based on the real-life gang rape of Cheryl Araujo that occurred at Big Dan's Bar in New Bedford, Massachusetts, on March 6, 1983. The Accused
was one of the first Hollywood films to deal with rape in a direct manner.
Foster won an Academy Award
for her role.Needs Wiki Magic Love
- Expository Hairstyle Change: Sarah cuts off her hair shortly after the rape.
- Fan Disservice: Jodie Foster wears a low-cut top and does a sexy dance... then gets brutally gang-raped.
- Flash Back: The rape scene is shown this way, visualizing what the college boy witness tells the court at the second trial.
- Freak Out: Sarah after running into one of the guys who cheered the rapists on and he verbally abuses her ("Wanna play some pinball?"). She reacts by driving her car into his truck several times.
- Good Victims, Bad Victims: Explored. Sarah is not seen as a good victim due to her flirty nature and pot smoking.
- Jerk Ass: Sarah's boyfriend could count as one, asking her when she'll "get over this" after she dismisses his advances. Also, the guy with the scorpion tattoo who cheered the rapists on.
- Mean Character, Nice Actor: The guys playing the rapists were disturbed during shooting the rape scene; Jodie Foster had to reassure them repeatedly that she's okay.
- Rape as Drama

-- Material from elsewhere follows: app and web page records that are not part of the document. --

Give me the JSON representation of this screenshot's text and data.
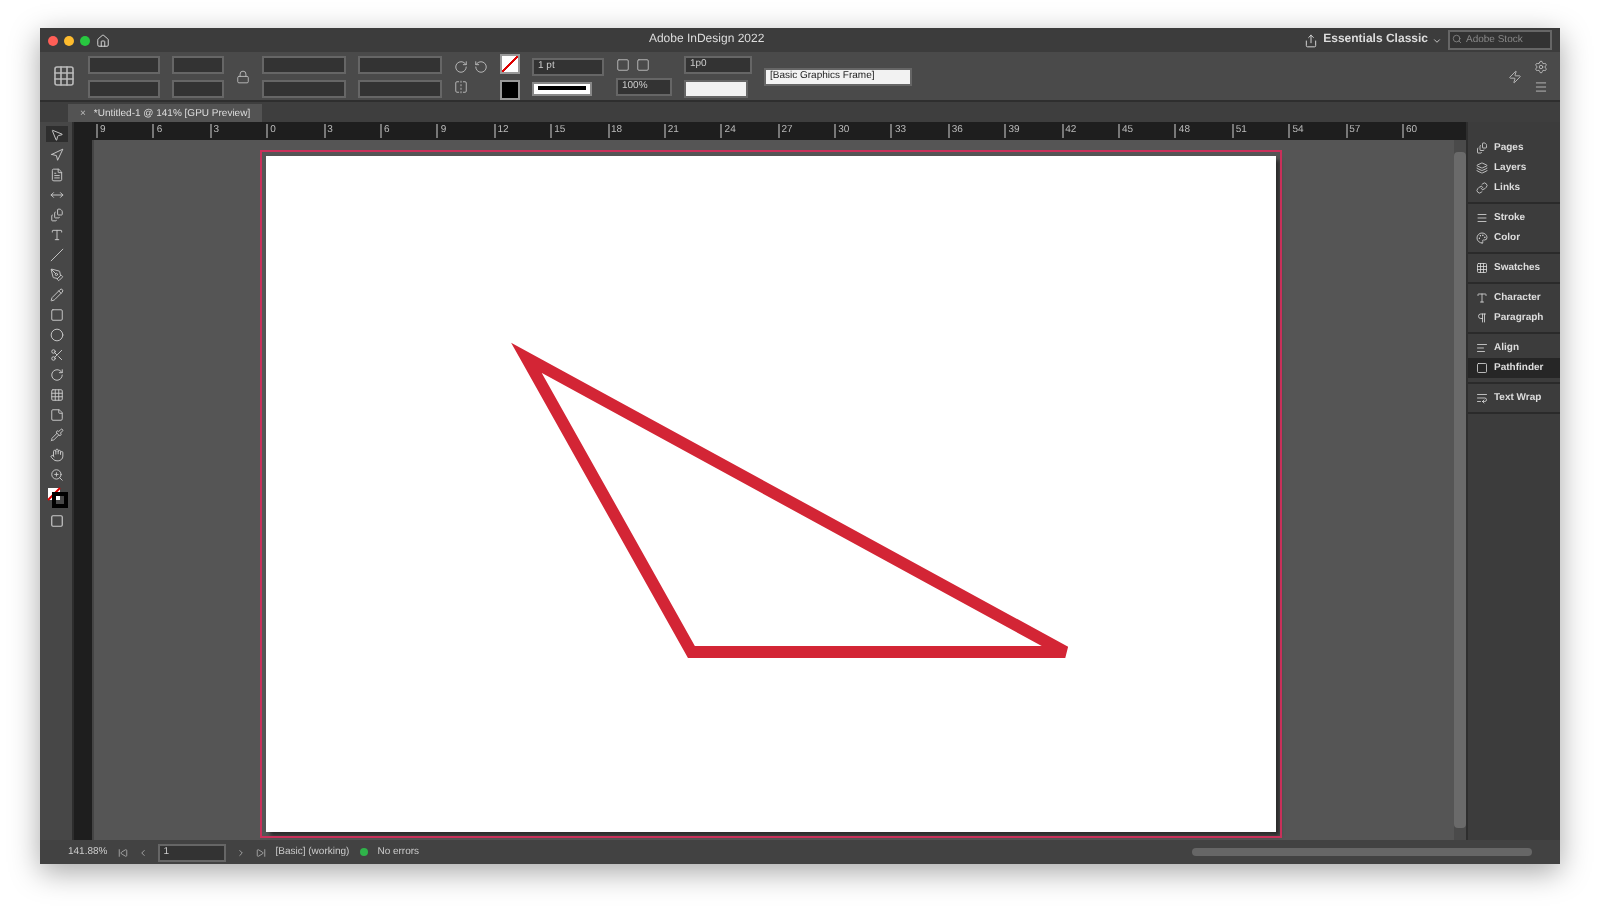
{
  "window": {
    "title": "Adobe InDesign 2022"
  },
  "header": {
    "workspace": "Essentials Classic",
    "search": {
      "placeholder": "Adobe Stock"
    }
  },
  "control_panel": {
    "stroke_weight": "1 pt",
    "scale": "100%",
    "offset": "1p0",
    "object_style": "[Basic Graphics Frame]"
  },
  "document_tab": {
    "title": "*Untitled-1 @ 141% [GPU Preview]",
    "close": "×"
  },
  "ruler": {
    "labels": [
      "9",
      "6",
      "3",
      "0",
      "3",
      "6",
      "9",
      "12",
      "15",
      "18",
      "21",
      "24",
      "27",
      "30",
      "33",
      "36",
      "39",
      "42",
      "45",
      "48",
      "51",
      "54",
      "57",
      "60"
    ]
  },
  "panels": [
    {
      "group": [
        {
          "label": "Pages",
          "selected": false
        },
        {
          "label": "Layers",
          "selected": false
        },
        {
          "label": "Links",
          "selected": false
        }
      ]
    },
    {
      "group": [
        {
          "label": "Stroke",
          "selected": false
        },
        {
          "label": "Color",
          "selected": false
        }
      ]
    },
    {
      "group": [
        {
          "label": "Swatches",
          "selected": false
        }
      ]
    },
    {
      "group": [
        {
          "label": "Character",
          "selected": false
        },
        {
          "label": "Paragraph",
          "selected": false
        }
      ]
    },
    {
      "group": [
        {
          "label": "Align",
          "selected": false
        },
        {
          "label": "Pathfinder",
          "selected": true
        }
      ]
    },
    {
      "group": [
        {
          "label": "Text Wrap",
          "selected": false
        }
      ]
    }
  ],
  "status_bar": {
    "zoom": "141.88%",
    "page": "1",
    "profile": "[Basic] (working)",
    "preflight": {
      "text": "No errors",
      "color": "#2fb34a"
    }
  }
}
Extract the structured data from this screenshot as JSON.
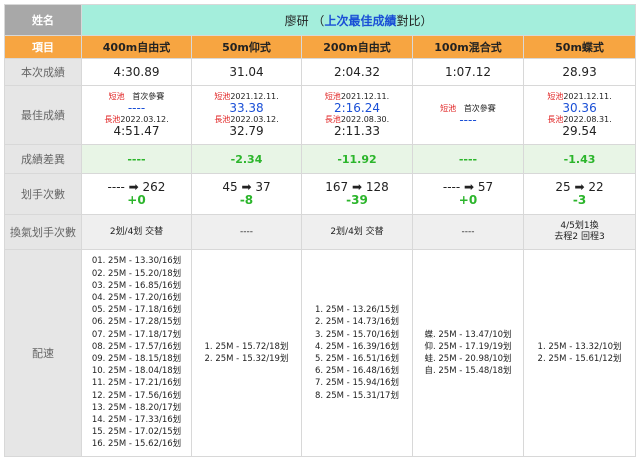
{
  "header": {
    "name_label": "姓名",
    "swimmer": "廖研",
    "paren_open": "（",
    "accent_text": "上次最佳成績",
    "suffix": "對比）"
  },
  "columns_header": {
    "label": "項目",
    "events": [
      "400m自由式",
      "50m仰式",
      "200m自由式",
      "100m混合式",
      "50m蝶式"
    ]
  },
  "rows": {
    "current_label": "本次成績",
    "best_label": "最佳成績",
    "diff_label": "成績差異",
    "strokes_label": "划手次數",
    "breath_label": "換氣划手次數",
    "pace_label": "配速"
  },
  "current": [
    "4:30.89",
    "31.04",
    "2:04.32",
    "1:07.12",
    "28.93"
  ],
  "best": [
    {
      "short_tag": "短池",
      "short_date": "首次參賽",
      "short_time": "----",
      "long_tag": "長池",
      "long_date": "2022.03.12.",
      "long_time": "4:51.47"
    },
    {
      "short_tag": "短池",
      "short_date": "2021.12.11.",
      "short_time": "33.38",
      "long_tag": "長池",
      "long_date": "2022.03.12.",
      "long_time": "32.79"
    },
    {
      "short_tag": "短池",
      "short_date": "2021.12.11.",
      "short_time": "2:16.24",
      "long_tag": "長池",
      "long_date": "2022.08.30.",
      "long_time": "2:11.33"
    },
    {
      "short_tag": "短池",
      "short_date": "首次參賽",
      "short_time": "----",
      "long_tag": "",
      "long_date": "",
      "long_time": ""
    },
    {
      "short_tag": "短池",
      "short_date": "2021.12.11.",
      "short_time": "30.36",
      "long_tag": "長池",
      "long_date": "2022.08.31.",
      "long_time": "29.54"
    }
  ],
  "diff": [
    "----",
    "-2.34",
    "-11.92",
    "----",
    "-1.43"
  ],
  "strokes": [
    {
      "line": "---- ➡ 262",
      "diff": "+0"
    },
    {
      "line": "45 ➡ 37",
      "diff": "-8"
    },
    {
      "line": "167 ➡ 128",
      "diff": "-39"
    },
    {
      "line": "---- ➡ 57",
      "diff": "+0"
    },
    {
      "line": "25 ➡ 22",
      "diff": "-3"
    }
  ],
  "breath": [
    {
      "line1": "2划/4划 交替",
      "line2": ""
    },
    {
      "line1": "----",
      "line2": ""
    },
    {
      "line1": "2划/4划 交替",
      "line2": ""
    },
    {
      "line1": "----",
      "line2": ""
    },
    {
      "line1": "4/5划1換",
      "line2": "去程2 回程3"
    }
  ],
  "pace": [
    [
      "01. 25M - 13.30/16划",
      "02. 25M - 15.20/18划",
      "03. 25M - 16.85/16划",
      "04. 25M - 17.20/16划",
      "05. 25M - 17.18/16划",
      "06. 25M - 17.28/15划",
      "07. 25M - 17.18/17划",
      "08. 25M - 17.57/16划",
      "09. 25M - 18.15/18划",
      "10. 25M - 18.04/18划",
      "11. 25M - 17.21/16划",
      "12. 25M - 17.56/16划",
      "13. 25M - 18.20/17划",
      "14. 25M - 17.33/16划",
      "15. 25M - 17.02/15划",
      "16. 25M - 15.62/16划"
    ],
    [
      "1. 25M - 15.72/18划",
      "2. 25M - 15.32/19划"
    ],
    [
      "1. 25M - 13.26/15划",
      "2. 25M - 14.73/16划",
      "3. 25M - 15.70/16划",
      "4. 25M - 16.39/16划",
      "5. 25M - 16.51/16划",
      "6. 25M - 16.48/16划",
      "7. 25M - 15.94/16划",
      "8. 25M - 15.31/17划"
    ],
    [
      "蝶. 25M - 13.47/10划",
      "仰. 25M - 17.19/19划",
      "蛙. 25M - 20.98/10划",
      "自. 25M - 15.48/18划"
    ],
    [
      "1. 25M - 13.32/10划",
      "2. 25M - 15.61/12划"
    ]
  ],
  "colors": {
    "header_bg": "#a4eedc",
    "orange": "#f7a541",
    "green": "#2bb52b",
    "blue": "#1a4fd6",
    "red": "#e02020"
  }
}
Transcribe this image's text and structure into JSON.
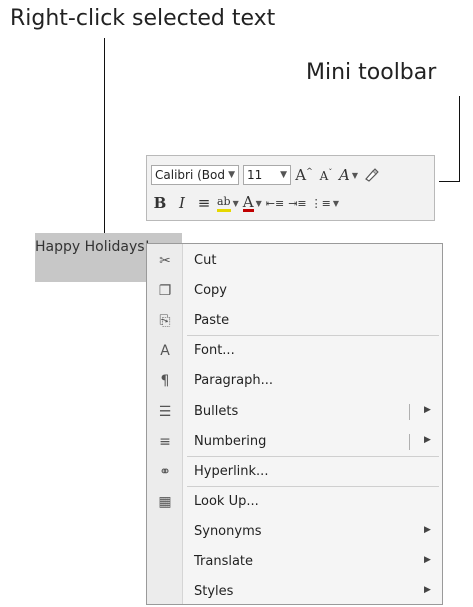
{
  "callouts": {
    "right_click": "Right-click selected text",
    "mini_toolbar": "Mini toolbar"
  },
  "document": {
    "selected_text": "Happy Holidays!"
  },
  "mini_toolbar": {
    "font_name": "Calibri (Bod",
    "font_size": "11",
    "row1": [
      {
        "name": "grow-font-button",
        "glyph": "Aˆ"
      },
      {
        "name": "shrink-font-button",
        "glyph": "Aˇ"
      },
      {
        "name": "styles-button",
        "glyph": "A"
      },
      {
        "name": "format-painter-button",
        "glyph": "🖌"
      }
    ],
    "row2": [
      {
        "name": "bold-button",
        "glyph": "B"
      },
      {
        "name": "italic-button",
        "glyph": "I"
      },
      {
        "name": "center-button",
        "glyph": "≡"
      },
      {
        "name": "highlight-button",
        "glyph": "ab"
      },
      {
        "name": "font-color-button",
        "glyph": "A"
      },
      {
        "name": "decrease-indent-button",
        "glyph": "⇤"
      },
      {
        "name": "increase-indent-button",
        "glyph": "⇥"
      },
      {
        "name": "bullets-button",
        "glyph": "☰"
      }
    ]
  },
  "context_menu": {
    "items": [
      {
        "name": "cut",
        "label": "Cut",
        "icon": "scissors-icon",
        "glyph": "✂",
        "submenu": false,
        "split": false
      },
      {
        "name": "copy",
        "label": "Copy",
        "icon": "copy-icon",
        "glyph": "❐",
        "submenu": false,
        "split": false
      },
      {
        "name": "paste",
        "label": "Paste",
        "icon": "paste-icon",
        "glyph": "⎘",
        "submenu": false,
        "split": false
      },
      {
        "name": "font",
        "label": "Font...",
        "icon": "font-icon",
        "glyph": "A",
        "submenu": false,
        "split": false
      },
      {
        "name": "paragraph",
        "label": "Paragraph...",
        "icon": "paragraph-icon",
        "glyph": "¶",
        "submenu": false,
        "split": false
      },
      {
        "name": "bullets",
        "label": "Bullets",
        "icon": "bullets-icon",
        "glyph": "☰",
        "submenu": true,
        "split": true
      },
      {
        "name": "numbering",
        "label": "Numbering",
        "icon": "numbering-icon",
        "glyph": "≡",
        "submenu": true,
        "split": true
      },
      {
        "name": "hyperlink",
        "label": "Hyperlink...",
        "icon": "hyperlink-icon",
        "glyph": "⚭",
        "submenu": false,
        "split": false
      },
      {
        "name": "look-up",
        "label": "Look Up...",
        "icon": "look-up-icon",
        "glyph": "▦",
        "submenu": false,
        "split": false
      },
      {
        "name": "synonyms",
        "label": "Synonyms",
        "icon": "",
        "glyph": "",
        "submenu": true,
        "split": false
      },
      {
        "name": "translate",
        "label": "Translate",
        "icon": "",
        "glyph": "",
        "submenu": true,
        "split": false
      },
      {
        "name": "styles",
        "label": "Styles",
        "icon": "",
        "glyph": "",
        "submenu": true,
        "split": false
      }
    ],
    "submenu_arrow": "▶"
  }
}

- Race Lift: Arajuo and her attackers were all Portuguese-American in Real Life, not so in the film.
- Ripped from the Headlines: The script was loosely based on the gang rape of Cheryl Ann Araujo, which occurred in 1983.
- Skewed Priorities: The emergency service operator seemed more concerned with getting the spectator's name than listening him to explain what the problem was. While attempting to get a caller's name is a reasonable action, if it becomes clear they aren't going to divulge it, it seems as if an emergency operator should move on and focus on the reason behind the call, especially when the call is recorded and made on a traceable phone.
- Slut Shaming: Sarah is blamed for her rape due to her clothing and flirty behavior